Please reproduce every entry, keeping each one exact.

*** DATA SHOWN Section Begins ***

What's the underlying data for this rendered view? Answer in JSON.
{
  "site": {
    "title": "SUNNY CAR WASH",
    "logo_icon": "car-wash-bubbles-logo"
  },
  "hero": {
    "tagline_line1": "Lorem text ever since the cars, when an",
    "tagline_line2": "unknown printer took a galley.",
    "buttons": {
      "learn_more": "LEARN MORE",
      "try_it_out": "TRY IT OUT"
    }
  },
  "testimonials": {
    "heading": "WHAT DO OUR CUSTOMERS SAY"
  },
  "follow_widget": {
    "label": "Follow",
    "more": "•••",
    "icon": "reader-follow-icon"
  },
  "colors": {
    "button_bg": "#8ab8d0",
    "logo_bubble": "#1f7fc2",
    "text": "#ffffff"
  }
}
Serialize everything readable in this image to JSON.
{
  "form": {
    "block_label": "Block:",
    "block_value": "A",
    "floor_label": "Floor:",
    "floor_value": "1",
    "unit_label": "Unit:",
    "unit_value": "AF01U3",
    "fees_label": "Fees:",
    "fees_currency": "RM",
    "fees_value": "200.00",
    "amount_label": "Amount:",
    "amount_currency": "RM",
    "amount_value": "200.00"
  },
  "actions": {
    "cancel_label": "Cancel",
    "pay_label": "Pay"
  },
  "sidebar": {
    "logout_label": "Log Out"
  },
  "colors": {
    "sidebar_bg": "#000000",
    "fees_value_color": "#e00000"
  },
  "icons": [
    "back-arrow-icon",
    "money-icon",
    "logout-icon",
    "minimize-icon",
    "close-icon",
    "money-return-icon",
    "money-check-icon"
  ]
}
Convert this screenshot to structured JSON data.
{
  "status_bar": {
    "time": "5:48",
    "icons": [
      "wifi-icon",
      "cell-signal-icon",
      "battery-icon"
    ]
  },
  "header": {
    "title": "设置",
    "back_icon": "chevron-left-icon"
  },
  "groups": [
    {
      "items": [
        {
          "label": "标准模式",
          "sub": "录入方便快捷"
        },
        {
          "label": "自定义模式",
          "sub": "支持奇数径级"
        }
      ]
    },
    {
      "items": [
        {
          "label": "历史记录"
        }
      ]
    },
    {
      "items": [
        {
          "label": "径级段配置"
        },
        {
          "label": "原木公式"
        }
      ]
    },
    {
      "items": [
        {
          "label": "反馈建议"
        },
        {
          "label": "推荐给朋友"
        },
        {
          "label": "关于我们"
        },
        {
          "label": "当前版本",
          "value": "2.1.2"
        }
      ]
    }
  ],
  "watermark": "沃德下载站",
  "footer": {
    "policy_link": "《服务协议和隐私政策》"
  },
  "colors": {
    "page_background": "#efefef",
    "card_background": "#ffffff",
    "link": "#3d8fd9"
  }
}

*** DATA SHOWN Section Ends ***

= RESULT BELOW =
What's the underlying data for this rendered view? Answer in JSON.
{
  "site": {
    "title": "SUNNY CAR WASH",
    "logo_icon": "car-wash-bubbles-logo"
  },
  "hero": {
    "tagline_line1": "Lorem text ever since the cars, when an",
    "tagline_line2": "unknown printer took a galley.",
    "buttons": {
      "learn_more": "LEARN MORE",
      "try_it_out": "TRY IT OUT"
    }
  },
  "testimonials": {
    "heading": "WHAT DO OUR CUSTOMERS SAY"
  },
  "follow_widget": {
    "label": "Follow",
    "more": "•••",
    "icon": "reader-follow-icon"
  },
  "colors": {
    "button_bg": "#8ab8d0",
    "logo_bubble": "#1f7fc2",
    "text": "#ffffff"
  }
}
Serialize everything readable in this image to JSON.
{
  "form": {
    "block_label": "Block:",
    "block_value": "A",
    "floor_label": "Floor:",
    "floor_value": "1",
    "unit_label": "Unit:",
    "unit_value": "AF01U3",
    "fees_label": "Fees:",
    "fees_currency": "RM",
    "fees_value": "200.00",
    "amount_label": "Amount:",
    "amount_currency": "RM",
    "amount_value": "200.00"
  },
  "actions": {
    "cancel_label": "Cancel",
    "pay_label": "Pay"
  },
  "sidebar": {
    "logout_label": "Log Out"
  },
  "colors": {
    "sidebar_bg": "#000000",
    "fees_value_color": "#e00000"
  },
  "icons": [
    "back-arrow-icon",
    "money-icon",
    "logout-icon",
    "minimize-icon",
    "close-icon",
    "money-return-icon",
    "money-check-icon"
  ]
}
Convert this screenshot to structured JSON data.
{
  "status_bar": {
    "time": "5:48",
    "icons": [
      "wifi-icon",
      "cell-signal-icon",
      "battery-icon"
    ]
  },
  "header": {
    "title": "设置",
    "back_icon": "chevron-left-icon"
  },
  "groups": [
    {
      "items": [
        {
          "label": "标准模式",
          "sub": "录入方便快捷"
        },
        {
          "label": "自定义模式",
          "sub": "支持奇数径级"
        }
      ]
    },
    {
      "items": [
        {
          "label": "历史记录"
        }
      ]
    },
    {
      "items": [
        {
          "label": "径级段配置"
        },
        {
          "label": "原木公式"
        }
      ]
    },
    {
      "items": [
        {
          "label": "反馈建议"
        },
        {
          "label": "推荐给朋友"
        },
        {
          "label": "关于我们"
        },
        {
          "label": "当前版本",
          "value": "2.1.2"
        }
      ]
    }
  ],
  "watermark": "沃德下载站",
  "footer": {
    "policy_link": "《服务协议和隐私政策》"
  },
  "colors": {
    "page_background": "#efefef",
    "card_background": "#ffffff",
    "link": "#3d8fd9"
  }
}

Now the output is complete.